Task item: Please copy out each line of the listing that contains the word "html".

*** Entries provided Section Begins ***

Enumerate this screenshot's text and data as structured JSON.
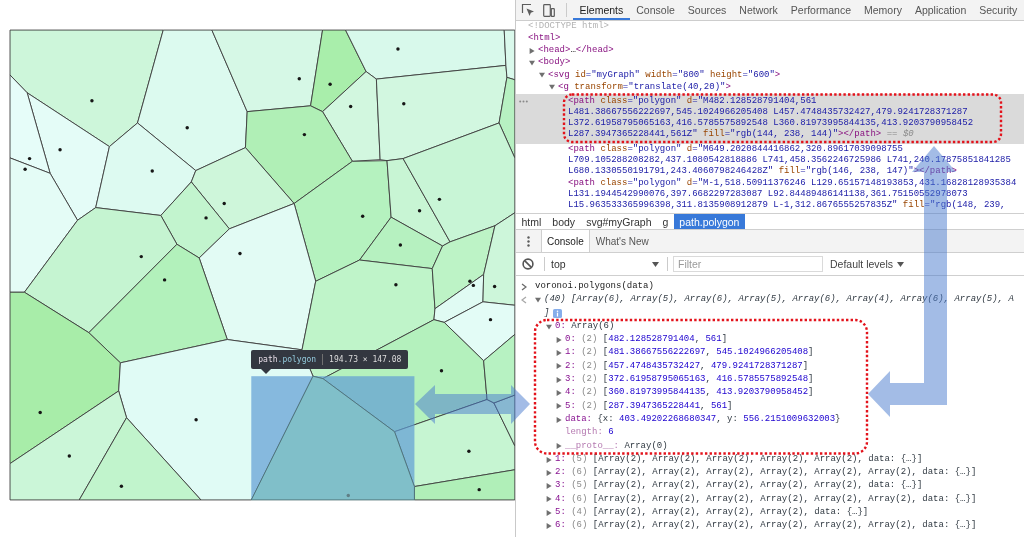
{
  "graph": {
    "cells": [
      {
        "color": "#cdf6da",
        "selected": false
      },
      {
        "color": "#dcfaef",
        "selected": false
      },
      {
        "color": "#d6f8e6",
        "selected": false
      },
      {
        "color": "#a9eeab",
        "selected": false
      },
      {
        "color": "#d8f9eb",
        "selected": false
      },
      {
        "color": "#d2f7df",
        "selected": false
      },
      {
        "color": "#d2f7e0",
        "selected": false
      },
      {
        "color": "#daf9ec",
        "selected": false
      },
      {
        "color": "#b7f1c2",
        "selected": false
      },
      {
        "color": "#e4fcf7",
        "selected": false
      },
      {
        "color": "#e6fdf9",
        "selected": false
      },
      {
        "color": "#e4fcf6",
        "selected": false
      },
      {
        "color": "#ddfaf1",
        "selected": false
      },
      {
        "color": "#b0efb6",
        "selected": false
      },
      {
        "color": "#cef6da",
        "selected": false
      },
      {
        "color": "#c2f4ce",
        "selected": false
      },
      {
        "color": "#b5f2bf",
        "selected": false
      },
      {
        "color": "#c8f5d4",
        "selected": false
      },
      {
        "color": "#c8f5d6",
        "selected": false
      },
      {
        "color": "#b6f1c0",
        "selected": false
      },
      {
        "color": "#e2fbf4",
        "selected": false
      },
      {
        "color": "#c5f4d1",
        "selected": false
      },
      {
        "color": "#b2f1bb",
        "selected": false
      },
      {
        "color": "#bff4c9",
        "selected": false
      },
      {
        "color": "#bdf3c6",
        "selected": false
      },
      {
        "color": "#e0fbf3",
        "selected": false
      },
      {
        "color": "#cdf6da",
        "selected": false
      },
      {
        "color": "#e3fcf6",
        "selected": false
      },
      {
        "color": "#b4f1bd",
        "selected": false
      },
      {
        "color": "#a8eda9",
        "selected": false
      },
      {
        "color": "#e0fbf5",
        "selected": false
      },
      {
        "color": "#cbf6d8",
        "selected": false
      },
      {
        "color": "#c1f4cc",
        "selected": false
      },
      {
        "color": "#80bfc9",
        "selected": true
      },
      {
        "color": "#c6f5d2",
        "selected": false
      },
      {
        "color": "#b0efb8",
        "selected": false
      },
      {
        "color": "#c7f5d4",
        "selected": false
      },
      {
        "color": "#b7f2c2",
        "selected": false
      }
    ],
    "tooltip": {
      "tag": "path",
      "class": ".polygon",
      "size": "194.73 × 147.08"
    }
  },
  "annotations": [
    {
      "kind": "outline"
    },
    {
      "kind": "outline"
    },
    {
      "kind": "double-arrow"
    },
    {
      "kind": "elbow-arrow"
    }
  ],
  "devtools": {
    "tabs": [
      {
        "label": "Elements",
        "selected": true
      },
      {
        "label": "Console",
        "selected": false
      },
      {
        "label": "Sources",
        "selected": false
      },
      {
        "label": "Network",
        "selected": false
      },
      {
        "label": "Performance",
        "selected": false
      },
      {
        "label": "Memory",
        "selected": false
      },
      {
        "label": "Application",
        "selected": false
      },
      {
        "label": "Security",
        "selected": false
      }
    ],
    "dom_tree": [
      {
        "selected": false,
        "lines": [
          [
            {
              "kind": "doctype",
              "text": "<!DOCTYPE html>"
            }
          ]
        ]
      },
      {
        "selected": false,
        "lines": [
          [
            {
              "kind": "tag",
              "text": "<html>"
            }
          ]
        ],
        "children": [
          {
            "selected": false,
            "expanded": false,
            "lines": [
              [
                {
                  "kind": "tag",
                  "text": "<head>"
                },
                {
                  "kind": "plain",
                  "text": "…"
                },
                {
                  "kind": "tag",
                  "text": "</head>"
                }
              ]
            ]
          },
          {
            "selected": false,
            "expanded": true,
            "lines": [
              [
                {
                  "kind": "tag",
                  "text": "<body>"
                }
              ]
            ],
            "children": [
              {
                "selected": false,
                "expanded": true,
                "lines": [
                  [
                    {
                      "kind": "tag",
                      "text": "<svg"
                    },
                    {
                      "kind": "attr",
                      "text": " id"
                    },
                    {
                      "kind": "value",
                      "text": "=\"myGraph\""
                    },
                    {
                      "kind": "attr",
                      "text": " width"
                    },
                    {
                      "kind": "value",
                      "text": "=\"800\""
                    },
                    {
                      "kind": "attr",
                      "text": " height"
                    },
                    {
                      "kind": "value",
                      "text": "=\"600\""
                    },
                    {
                      "kind": "tag",
                      "text": ">"
                    }
                  ]
                ],
                "children": [
                  {
                    "selected": false,
                    "expanded": true,
                    "lines": [
                      [
                        {
                          "kind": "tag",
                          "text": "<g"
                        },
                        {
                          "kind": "attr",
                          "text": " transform"
                        },
                        {
                          "kind": "value",
                          "text": "=\"translate(40,20)\""
                        },
                        {
                          "kind": "tag",
                          "text": ">"
                        }
                      ]
                    ],
                    "children": [
                      {
                        "selected": true,
                        "lines": [
                          [
                            {
                              "kind": "tag",
                              "text": "<path"
                            },
                            {
                              "kind": "attr",
                              "text": " class"
                            },
                            {
                              "kind": "value",
                              "text": "=\"polygon\""
                            },
                            {
                              "kind": "attr",
                              "text": " d"
                            },
                            {
                              "kind": "value",
                              "text": "=\"M482.128528791404,561"
                            }
                          ],
                          [
                            {
                              "kind": "value",
                              "text": "L481.38667556222697,545.1024966205408 L457.4748435732427,479.9241728371287"
                            }
                          ],
                          [
                            {
                              "kind": "value",
                              "text": "L372.61958795065163,416.5785575892548 L360.81973995844135,413.9203790958452"
                            }
                          ],
                          [
                            {
                              "kind": "value",
                              "text": "L287.3947365228441,561Z\""
                            },
                            {
                              "kind": "attr",
                              "text": " fill"
                            },
                            {
                              "kind": "value",
                              "text": "=\"rgb(144, 238, 144)\""
                            },
                            {
                              "kind": "tag",
                              "text": "></path>"
                            },
                            {
                              "kind": "hint",
                              "text": " == $0"
                            }
                          ]
                        ]
                      },
                      {
                        "selected": false,
                        "lines": [
                          [
                            {
                              "kind": "tag",
                              "text": "<path"
                            },
                            {
                              "kind": "attr",
                              "text": " class"
                            },
                            {
                              "kind": "value",
                              "text": "=\"polygon\""
                            },
                            {
                              "kind": "attr",
                              "text": " d"
                            },
                            {
                              "kind": "value",
                              "text": "=\"M649.2020844416862,320.89617039098755"
                            }
                          ],
                          [
                            {
                              "kind": "value",
                              "text": "L709.105288208282,437.1080542818886 L741,458.3562246725986 L741,240.17875851841285"
                            }
                          ],
                          [
                            {
                              "kind": "value",
                              "text": "L680.1330550191791,243.4060798246428Z\""
                            },
                            {
                              "kind": "attr",
                              "text": " fill"
                            },
                            {
                              "kind": "value",
                              "text": "=\"rgb(146, 238, 147)\""
                            },
                            {
                              "kind": "tag",
                              "text": "></path>"
                            }
                          ]
                        ]
                      },
                      {
                        "selected": false,
                        "lines": [
                          [
                            {
                              "kind": "tag",
                              "text": "<path"
                            },
                            {
                              "kind": "attr",
                              "text": " class"
                            },
                            {
                              "kind": "value",
                              "text": "=\"polygon\""
                            },
                            {
                              "kind": "attr",
                              "text": " d"
                            },
                            {
                              "kind": "value",
                              "text": "=\"M-1,518.50911376246 L129.65157148193853,431.16828128935384"
                            }
                          ],
                          [
                            {
                              "kind": "value",
                              "text": "L131.1944542990076,397.6682297283087 L92.84489486141138,361.75150552978073"
                            }
                          ],
                          [
                            {
                              "kind": "value",
                              "text": "L15.963533365996398,311.8135908912879 L-1,312.8676555257835Z\""
                            },
                            {
                              "kind": "attr",
                              "text": " fill"
                            },
                            {
                              "kind": "value",
                              "text": "=\"rgb(148, 239,"
                            }
                          ]
                        ]
                      }
                    ]
                  }
                ]
              }
            ]
          }
        ]
      }
    ],
    "breadcrumbs": [
      {
        "label": "html",
        "selected": false
      },
      {
        "label": "body",
        "selected": false
      },
      {
        "label": "svg#myGraph",
        "selected": false
      },
      {
        "label": "g",
        "selected": false
      },
      {
        "label": "path.polygon",
        "selected": true
      }
    ],
    "drawer_tabs": [
      {
        "label": "Console",
        "selected": true
      },
      {
        "label": "What's New",
        "selected": false
      }
    ],
    "console_toolbar": {
      "context": "top",
      "filter": {
        "placeholder": "Filter"
      },
      "levels": "Default levels"
    },
    "console": [
      {
        "kind": "input",
        "text": "voronoi.polygons(data)"
      },
      {
        "kind": "result",
        "expanded": true,
        "info": true,
        "lines": [
          "(40) [Array(6), Array(5), Array(6), Array(5), Array(6), Array(4), Array(6), Array(5), A",
          "]"
        ],
        "children": [
          {
            "expanded": true,
            "segments": [
              {
                "kind": "key",
                "text": "0:"
              },
              {
                "kind": "plain",
                "text": " Array(6)"
              }
            ],
            "children": [
              {
                "expanded": false,
                "segments": [
                  {
                    "kind": "key",
                    "text": "0:"
                  },
                  {
                    "kind": "count",
                    "text": " (2)"
                  },
                  {
                    "kind": "plain",
                    "text": " ["
                  },
                  {
                    "kind": "number",
                    "text": "482.128528791404"
                  },
                  {
                    "kind": "plain",
                    "text": ", "
                  },
                  {
                    "kind": "number",
                    "text": "561"
                  },
                  {
                    "kind": "plain",
                    "text": "]"
                  }
                ]
              },
              {
                "expanded": false,
                "segments": [
                  {
                    "kind": "key",
                    "text": "1:"
                  },
                  {
                    "kind": "count",
                    "text": " (2)"
                  },
                  {
                    "kind": "plain",
                    "text": " ["
                  },
                  {
                    "kind": "number",
                    "text": "481.38667556222697"
                  },
                  {
                    "kind": "plain",
                    "text": ", "
                  },
                  {
                    "kind": "number",
                    "text": "545.1024966205408"
                  },
                  {
                    "kind": "plain",
                    "text": "]"
                  }
                ]
              },
              {
                "expanded": false,
                "segments": [
                  {
                    "kind": "key",
                    "text": "2:"
                  },
                  {
                    "kind": "count",
                    "text": " (2)"
                  },
                  {
                    "kind": "plain",
                    "text": " ["
                  },
                  {
                    "kind": "number",
                    "text": "457.4748435732427"
                  },
                  {
                    "kind": "plain",
                    "text": ", "
                  },
                  {
                    "kind": "number",
                    "text": "479.9241728371287"
                  },
                  {
                    "kind": "plain",
                    "text": "]"
                  }
                ]
              },
              {
                "expanded": false,
                "segments": [
                  {
                    "kind": "key",
                    "text": "3:"
                  },
                  {
                    "kind": "count",
                    "text": " (2)"
                  },
                  {
                    "kind": "plain",
                    "text": " ["
                  },
                  {
                    "kind": "number",
                    "text": "372.61958795065163"
                  },
                  {
                    "kind": "plain",
                    "text": ", "
                  },
                  {
                    "kind": "number",
                    "text": "416.5785575892548"
                  },
                  {
                    "kind": "plain",
                    "text": "]"
                  }
                ]
              },
              {
                "expanded": false,
                "segments": [
                  {
                    "kind": "key",
                    "text": "4:"
                  },
                  {
                    "kind": "count",
                    "text": " (2)"
                  },
                  {
                    "kind": "plain",
                    "text": " ["
                  },
                  {
                    "kind": "number",
                    "text": "360.81973995844135"
                  },
                  {
                    "kind": "plain",
                    "text": ", "
                  },
                  {
                    "kind": "number",
                    "text": "413.9203790958452"
                  },
                  {
                    "kind": "plain",
                    "text": "]"
                  }
                ]
              },
              {
                "expanded": false,
                "segments": [
                  {
                    "kind": "key",
                    "text": "5:"
                  },
                  {
                    "kind": "count",
                    "text": " (2)"
                  },
                  {
                    "kind": "plain",
                    "text": " ["
                  },
                  {
                    "kind": "number",
                    "text": "287.3947365228441"
                  },
                  {
                    "kind": "plain",
                    "text": ", "
                  },
                  {
                    "kind": "number",
                    "text": "561"
                  },
                  {
                    "kind": "plain",
                    "text": "]"
                  }
                ]
              },
              {
                "expanded": false,
                "segments": [
                  {
                    "kind": "key",
                    "text": "data:"
                  },
                  {
                    "kind": "plain",
                    "text": " {x: "
                  },
                  {
                    "kind": "number",
                    "text": "403.49202268680347"
                  },
                  {
                    "kind": "plain",
                    "text": ", y: "
                  },
                  {
                    "kind": "number",
                    "text": "556.2151009632003"
                  },
                  {
                    "kind": "plain",
                    "text": "}"
                  }
                ]
              },
              {
                "segments": [
                  {
                    "kind": "meta",
                    "text": "length:"
                  },
                  {
                    "kind": "number",
                    "text": " 6"
                  }
                ]
              },
              {
                "expanded": false,
                "segments": [
                  {
                    "kind": "meta",
                    "text": "__proto__:"
                  },
                  {
                    "kind": "plain",
                    "text": " Array(0)"
                  }
                ]
              }
            ]
          },
          {
            "expanded": false,
            "segments": [
              {
                "kind": "key",
                "text": "1:"
              },
              {
                "kind": "count",
                "text": " (5)"
              },
              {
                "kind": "plain",
                "text": " [Array(2), Array(2), Array(2), Array(2), Array(2), data: {…}]"
              }
            ]
          },
          {
            "expanded": false,
            "segments": [
              {
                "kind": "key",
                "text": "2:"
              },
              {
                "kind": "count",
                "text": " (6)"
              },
              {
                "kind": "plain",
                "text": " [Array(2), Array(2), Array(2), Array(2), Array(2), Array(2), data: {…}]"
              }
            ]
          },
          {
            "expanded": false,
            "segments": [
              {
                "kind": "key",
                "text": "3:"
              },
              {
                "kind": "count",
                "text": " (5)"
              },
              {
                "kind": "plain",
                "text": " [Array(2), Array(2), Array(2), Array(2), Array(2), data: {…}]"
              }
            ]
          },
          {
            "expanded": false,
            "segments": [
              {
                "kind": "key",
                "text": "4:"
              },
              {
                "kind": "count",
                "text": " (6)"
              },
              {
                "kind": "plain",
                "text": " [Array(2), Array(2), Array(2), Array(2), Array(2), Array(2), data: {…}]"
              }
            ]
          },
          {
            "expanded": false,
            "segments": [
              {
                "kind": "key",
                "text": "5:"
              },
              {
                "kind": "count",
                "text": " (4)"
              },
              {
                "kind": "plain",
                "text": " [Array(2), Array(2), Array(2), Array(2), data: {…}]"
              }
            ]
          },
          {
            "expanded": false,
            "segments": [
              {
                "kind": "key",
                "text": "6:"
              },
              {
                "kind": "count",
                "text": " (6)"
              },
              {
                "kind": "plain",
                "text": " [Array(2), Array(2), Array(2), Array(2), Array(2), Array(2), data: {…}]"
              }
            ]
          }
        ]
      }
    ]
  }
}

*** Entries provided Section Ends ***

Written response:
              "text": "<!DOCTYPE html>"
              "text": "<html>"
        "label": "html",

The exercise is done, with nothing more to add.